In principle, both criteria should be met (sector and significant risks when used) for the requirements mentioned below to be applied, but the Commission introduces other examples of exceptional situations which may also be considered high-risk, such as using IA for recruitment and remote biometric identification. Indeed, in relation to facial recognition in public places, the Commission refers to the Data Protection Regulation and the Charter of Fundamental Rights when stating that AI can only be used for identification purposes where such use is justified, proportionate and subject to adequate safeguards.

AI applications that are considered high-risk have to meet requirements related to the information that feeds the algorithms, the storage of data and records, the information to be provided to users of these systems (including the fact that they are interacting with AI systems and not humans), technical robustness, and the possibility, at all times, of humans controlling and even deactivating the system.

In relation to the parties to whom the legal requirements apply, the Commission considers that each obligation should be incumbent on the actor best placed to meet it depending on their degree of control over the technology, and that the requirements must be met by all economic operators providing AI-enabled products or services in the EU, regardless of whether they are established in the EU or not.

The white paper ends with another relevant proposal. The Commission appears to be in favor of a certification system since it mentions that it is necessary to carry out a prior objective conformity assessment to ensure that high-risk applications comply with the above requirements.

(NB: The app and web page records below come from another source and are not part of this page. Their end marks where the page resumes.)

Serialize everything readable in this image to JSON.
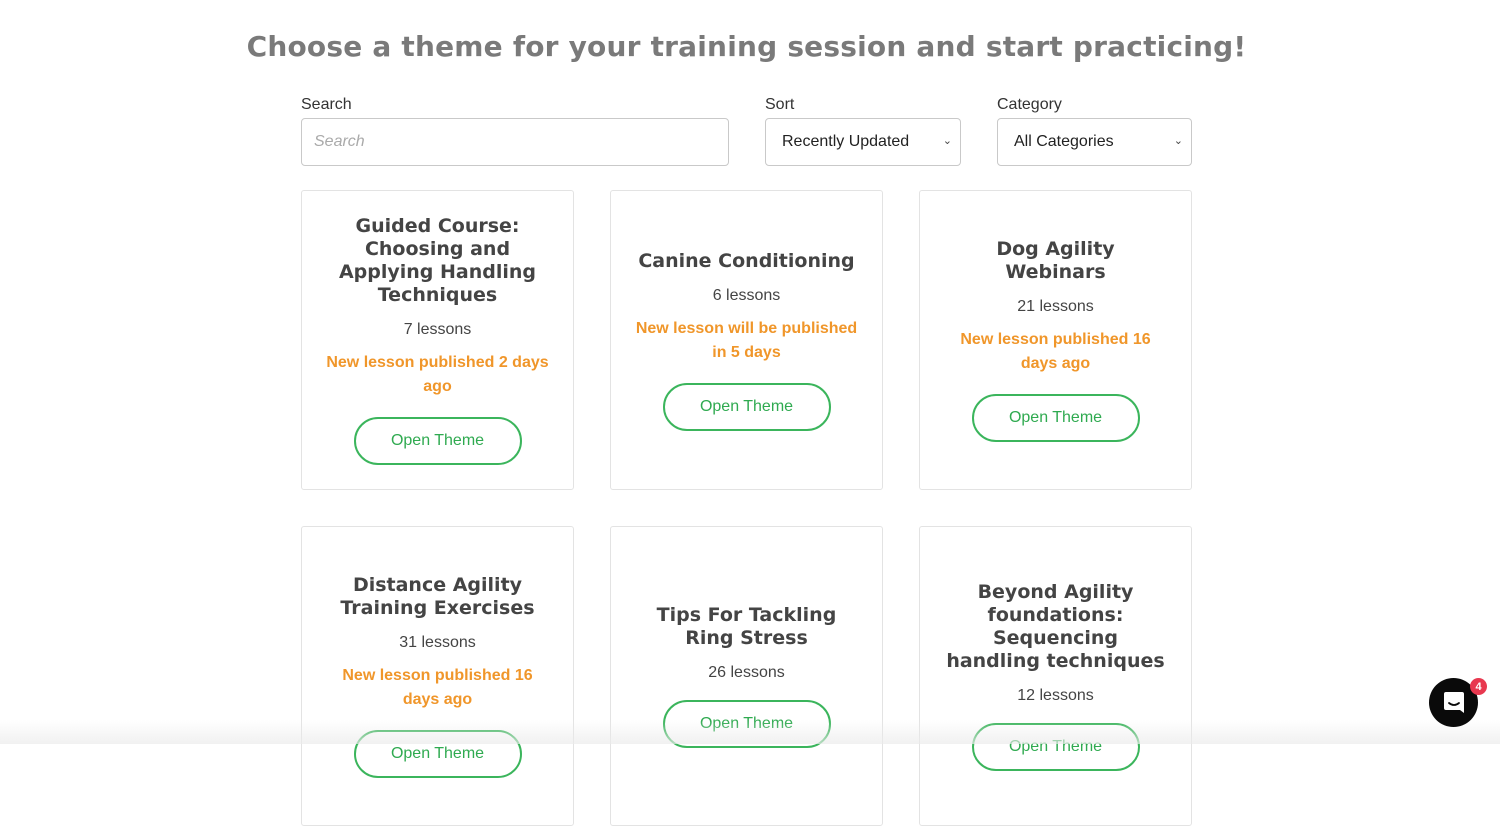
{
  "header": {
    "title": "Choose a theme for your training session and start practicing!"
  },
  "filters": {
    "search_label": "Search",
    "search_placeholder": "Search",
    "sort_label": "Sort",
    "sort_value": "Recently Updated",
    "category_label": "Category",
    "category_value": "All Categories"
  },
  "themes": [
    {
      "title": "Guided Course: Choosing and Applying Handling Techniques",
      "lessons": "7 lessons",
      "update": "New lesson published 2 days ago",
      "button": "Open Theme"
    },
    {
      "title": "Canine Conditioning",
      "lessons": "6 lessons",
      "update": "New lesson will be published in 5 days",
      "button": "Open Theme"
    },
    {
      "title": "Dog Agility Webinars",
      "lessons": "21 lessons",
      "update": "New lesson published 16 days ago",
      "button": "Open Theme"
    },
    {
      "title": "Distance Agility Training Exercises",
      "lessons": "31 lessons",
      "update": "New lesson published 16 days ago",
      "button": "Open Theme"
    },
    {
      "title": "Tips For Tackling Ring Stress",
      "lessons": "26 lessons",
      "update": "",
      "button": "Open Theme"
    },
    {
      "title": "Beyond Agility foundations: Sequencing handling techniques",
      "lessons": "12 lessons",
      "update": "",
      "button": "Open Theme"
    }
  ],
  "chat": {
    "icon": "chat-bubble-icon",
    "badge_count": "4"
  },
  "colors": {
    "accent_green": "#3bb55c",
    "update_orange": "#f0962a",
    "badge_red": "#e8384f"
  }
}
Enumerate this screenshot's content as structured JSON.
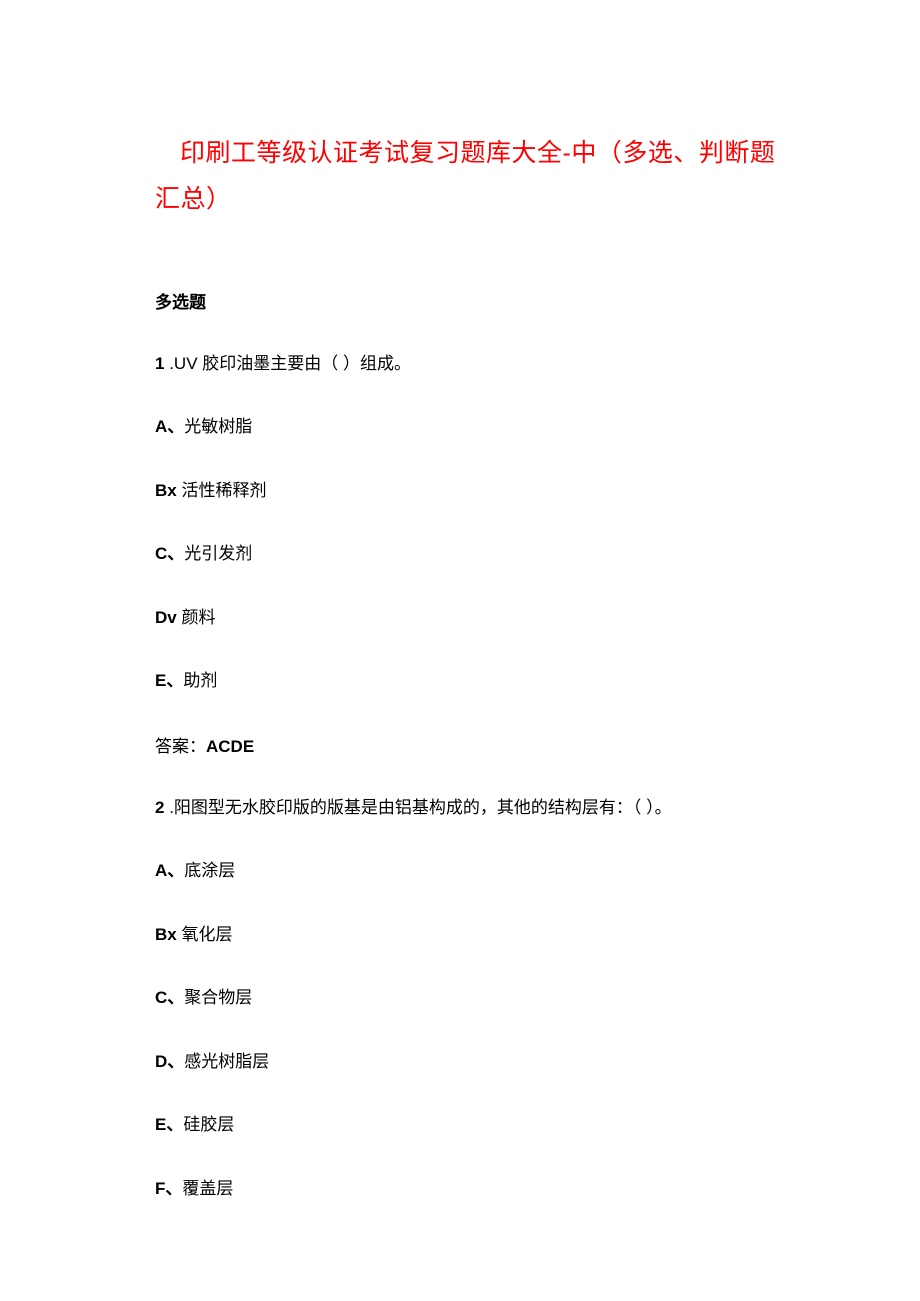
{
  "title": "印刷工等级认证考试复习题库大全-中（多选、判断题汇总）",
  "section_heading": "多选题",
  "questions": [
    {
      "number": "1",
      "text": ".UV 胶印油墨主要由（ ）组成。",
      "options": [
        {
          "label": "A、",
          "text": "光敏树脂"
        },
        {
          "label": "Bx ",
          "text": "活性稀释剂"
        },
        {
          "label": "C、",
          "text": "光引发剂"
        },
        {
          "label": "Dv ",
          "text": "颜料"
        },
        {
          "label": "E、",
          "text": "助剂"
        }
      ],
      "answer_label": "答案：",
      "answer_value": "ACDE"
    },
    {
      "number": "2",
      "text": ".阳图型无水胶印版的版基是由铝基构成的，其他的结构层有：（ ）。",
      "options": [
        {
          "label": "A、",
          "text": "底涂层"
        },
        {
          "label": "Bx ",
          "text": "氧化层"
        },
        {
          "label": "C、",
          "text": "聚合物层"
        },
        {
          "label": "D、",
          "text": "感光树脂层"
        },
        {
          "label": "E、",
          "text": "硅胶层"
        },
        {
          "label": "F、",
          "text": "覆盖层"
        }
      ]
    }
  ]
}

We will see how the above proposals are implemented. For the time being, the document is open for comments until May 19, 2020.